*EXCERPTED DATA*
# # # #
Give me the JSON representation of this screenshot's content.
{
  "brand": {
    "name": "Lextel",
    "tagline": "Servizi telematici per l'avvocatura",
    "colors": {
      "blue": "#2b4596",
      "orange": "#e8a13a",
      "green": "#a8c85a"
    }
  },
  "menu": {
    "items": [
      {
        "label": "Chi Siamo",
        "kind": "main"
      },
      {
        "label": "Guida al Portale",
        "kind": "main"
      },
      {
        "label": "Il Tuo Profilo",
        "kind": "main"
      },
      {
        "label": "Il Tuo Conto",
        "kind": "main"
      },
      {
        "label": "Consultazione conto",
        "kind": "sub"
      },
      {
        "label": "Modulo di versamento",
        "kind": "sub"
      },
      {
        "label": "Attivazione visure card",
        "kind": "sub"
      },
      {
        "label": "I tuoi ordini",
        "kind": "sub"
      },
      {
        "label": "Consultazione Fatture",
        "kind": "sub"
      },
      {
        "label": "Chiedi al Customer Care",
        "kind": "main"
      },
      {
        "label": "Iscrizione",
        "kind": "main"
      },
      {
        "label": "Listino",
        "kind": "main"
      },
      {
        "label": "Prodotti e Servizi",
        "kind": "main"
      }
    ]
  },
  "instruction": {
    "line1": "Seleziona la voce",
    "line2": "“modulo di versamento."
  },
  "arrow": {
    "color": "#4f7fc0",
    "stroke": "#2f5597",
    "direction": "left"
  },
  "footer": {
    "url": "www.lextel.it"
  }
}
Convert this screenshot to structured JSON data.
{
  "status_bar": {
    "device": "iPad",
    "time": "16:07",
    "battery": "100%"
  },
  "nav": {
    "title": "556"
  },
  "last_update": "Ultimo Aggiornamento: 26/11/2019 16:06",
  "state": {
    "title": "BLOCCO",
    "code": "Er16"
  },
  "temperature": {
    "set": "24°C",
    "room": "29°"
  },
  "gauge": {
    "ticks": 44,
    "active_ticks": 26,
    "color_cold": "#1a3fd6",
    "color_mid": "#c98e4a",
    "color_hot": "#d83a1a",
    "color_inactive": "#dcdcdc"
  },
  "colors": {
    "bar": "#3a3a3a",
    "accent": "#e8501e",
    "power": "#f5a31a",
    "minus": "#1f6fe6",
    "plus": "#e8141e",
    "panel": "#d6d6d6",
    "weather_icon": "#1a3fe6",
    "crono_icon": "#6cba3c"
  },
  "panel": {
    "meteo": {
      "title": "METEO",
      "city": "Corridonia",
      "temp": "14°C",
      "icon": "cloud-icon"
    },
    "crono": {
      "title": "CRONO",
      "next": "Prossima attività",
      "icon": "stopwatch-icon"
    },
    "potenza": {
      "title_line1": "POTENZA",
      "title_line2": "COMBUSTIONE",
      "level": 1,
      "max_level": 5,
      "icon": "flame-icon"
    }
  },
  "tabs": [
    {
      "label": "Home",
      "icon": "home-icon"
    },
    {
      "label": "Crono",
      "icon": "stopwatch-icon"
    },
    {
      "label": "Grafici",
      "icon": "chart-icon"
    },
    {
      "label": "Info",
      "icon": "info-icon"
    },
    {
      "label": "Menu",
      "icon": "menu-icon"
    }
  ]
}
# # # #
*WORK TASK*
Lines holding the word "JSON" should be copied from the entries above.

*RESPONSE FOR THIS EXERCISE*
Give me the JSON representation of this screenshot's content.
Convert this screenshot to structured JSON data.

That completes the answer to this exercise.